It’s a mission that will pave the way for Artemis II in the spring of 2023, a crewed lunar flyby, and Artemis III in 2025, which will fairly land humans on the lunar surface for the first time since 1972.

“NASA will land the first woman and the first person of color on the moon,” Nelson said in his remarks on Wednesday. “On these increasingly complex missions, astronauts will live and work in deep space. And we’ll develop the science and technology to send the first humans to Mars.”

Nelson and other Nasa officials provided an overview of the Artemis I mission and answered questions from the media about the upcoming test flight.

The SLS rocket and Orion are currently housed in the Vehicle Assembly Building at Kennedy Space Center, but will “roll out” to launch complex 39B around 18 August, according to Nasa Artemis Mission Manager Michael Sarafin.

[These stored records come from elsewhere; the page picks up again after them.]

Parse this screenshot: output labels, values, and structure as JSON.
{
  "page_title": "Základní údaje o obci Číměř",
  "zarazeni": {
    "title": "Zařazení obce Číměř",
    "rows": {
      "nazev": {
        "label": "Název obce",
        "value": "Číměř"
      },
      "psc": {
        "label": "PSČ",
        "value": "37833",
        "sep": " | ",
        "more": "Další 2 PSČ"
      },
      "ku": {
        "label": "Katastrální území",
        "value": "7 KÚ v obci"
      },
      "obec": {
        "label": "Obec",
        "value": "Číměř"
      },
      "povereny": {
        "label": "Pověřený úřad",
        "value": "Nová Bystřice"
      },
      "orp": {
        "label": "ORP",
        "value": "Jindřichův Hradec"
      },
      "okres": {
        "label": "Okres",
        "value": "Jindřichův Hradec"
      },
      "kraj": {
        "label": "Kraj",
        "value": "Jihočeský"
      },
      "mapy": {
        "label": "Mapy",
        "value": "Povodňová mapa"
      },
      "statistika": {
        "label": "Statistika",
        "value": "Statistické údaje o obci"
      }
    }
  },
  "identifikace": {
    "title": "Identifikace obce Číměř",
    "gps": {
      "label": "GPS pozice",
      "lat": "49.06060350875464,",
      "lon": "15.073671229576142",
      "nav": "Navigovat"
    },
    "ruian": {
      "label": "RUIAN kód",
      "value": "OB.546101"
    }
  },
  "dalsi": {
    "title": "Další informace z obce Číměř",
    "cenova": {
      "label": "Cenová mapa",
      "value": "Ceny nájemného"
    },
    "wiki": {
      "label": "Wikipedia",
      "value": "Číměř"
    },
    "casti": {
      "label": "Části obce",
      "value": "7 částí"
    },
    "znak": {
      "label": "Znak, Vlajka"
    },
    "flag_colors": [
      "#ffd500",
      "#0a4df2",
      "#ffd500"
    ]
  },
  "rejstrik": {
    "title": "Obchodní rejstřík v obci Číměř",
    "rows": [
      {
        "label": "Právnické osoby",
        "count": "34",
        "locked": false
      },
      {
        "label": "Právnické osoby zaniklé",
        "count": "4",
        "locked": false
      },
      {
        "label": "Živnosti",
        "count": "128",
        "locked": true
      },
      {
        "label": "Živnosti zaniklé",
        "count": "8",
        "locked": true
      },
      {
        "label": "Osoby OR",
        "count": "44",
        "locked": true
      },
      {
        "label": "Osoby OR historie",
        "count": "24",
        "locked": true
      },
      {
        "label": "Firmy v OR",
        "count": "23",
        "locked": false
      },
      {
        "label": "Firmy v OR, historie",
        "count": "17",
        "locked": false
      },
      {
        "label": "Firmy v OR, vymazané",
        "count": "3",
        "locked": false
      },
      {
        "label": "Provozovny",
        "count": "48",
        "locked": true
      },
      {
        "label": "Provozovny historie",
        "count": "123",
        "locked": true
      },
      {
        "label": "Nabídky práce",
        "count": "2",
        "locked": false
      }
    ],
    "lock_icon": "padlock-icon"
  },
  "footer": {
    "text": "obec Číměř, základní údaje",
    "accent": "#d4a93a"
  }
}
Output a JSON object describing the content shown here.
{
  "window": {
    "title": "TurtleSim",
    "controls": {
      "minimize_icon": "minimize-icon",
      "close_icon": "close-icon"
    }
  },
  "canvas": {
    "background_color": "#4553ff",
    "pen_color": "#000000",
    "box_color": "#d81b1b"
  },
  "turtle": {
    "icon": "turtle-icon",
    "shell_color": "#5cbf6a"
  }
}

“That will signal that launch is near,” he said.

The entire 32-story rocket and launch platform will be positioned over the flame trench at the launch complex by 27 August, and tanking operations, loading the rocket with liquid hydrogen fuel and liquid oxygen propellant, will begin the morning of 29 August. If they launch is scrubbed, Nasa has follow up launch windows on 5 and 6 September.

If all goes for launch, SLS will list off on a plume fire generating 8.8 million pounds of thrust, 15% more powerful than the Saturn V rocket of the 1960s and 70s, Mr Nelson pointed out.

“The 32-story tall rocket will climb its way up through the atmosphere and in two minutes all the solid propellant the boosters will be consumed and will be jettisoned, as well as all the liquid fuel in eight minutes, and the core stage will be jettisoned,” Mr Sarafin said. The rocket’s upper stage and Orion will make a lap around the Earth as Orion extends its solar arrays to get off battery power, and if all looks good, “At that point the rocket has done its job and now Orion is on its way to the moon.”

Unlike the Apollo missions, which entered an equatorial orbit around the middle of the Moon, Artemis 1 will enter a polar orbit, “an elliptical orbit around the moon that is as if it is the face of a clock facing us,” Mr Nelson said. But it won’t stay there, and will continue out another 38,000 miles from the Moon.

“Orion will be some 270, 275,000 miles from Earth at that point at its farthest point,” Mr Sarafin said. “It’ll be farther than any human capable spacecraft has ever gone.”

All of which will be in service to the four main objectives for the Artemis I mission, according to Sarafin.

One objective is to demonstrate the SLS rocket and Orion can safely fly as intended, another is to collect as much data on the flight as possible. The third is to deploy small satellites to conduct science and take images of the mission to share with the public.

The final, and most important object is to test the Orion Spacecraft’s heat shield.

“After its long flight test, Orion will come home faster and hotter than any spacecraft has before, ‘’ Mr Nelson said. “It’s going to hit the Earth’s atmosphere at 32 times the speed of sound,” using friction to bleed off all the energy imparted to it by the massive SLS rocket at the time of launch.

It will take about 20 minutes from the point of peak heating until Orion slows enough for its parachutes to open, according to Mr Sarafin. “Then it will splash down at about 20 miles an hour in the Pacific,” he said. “A US Navy-NASA team will receive the awaiting spacecraft and will retrieve all the data off of it.”

Nasa will push Artemis I faster and harder than it would a flight with humans aboard, according to Mr Nelson, all in service of learning as much as possible ahead of the first human missions back to the Moon.

And the Artemis program itself is designed as an experimental training ground where Nasa can learn all it can about the technologies and human operations necessary to go far beyond the  Moon in an eventual crewed mission to the Red Planet.

“We’re going back to the moon in order to learn to live and work to survive,” Mr Nelson said. “We’re going to learn how to use the resources on the moon in order to be able to build things in the future as we go not a quarter of a million miles away, not a three day journey. But millions and millions of miles away, on a months and months, if not years journey.”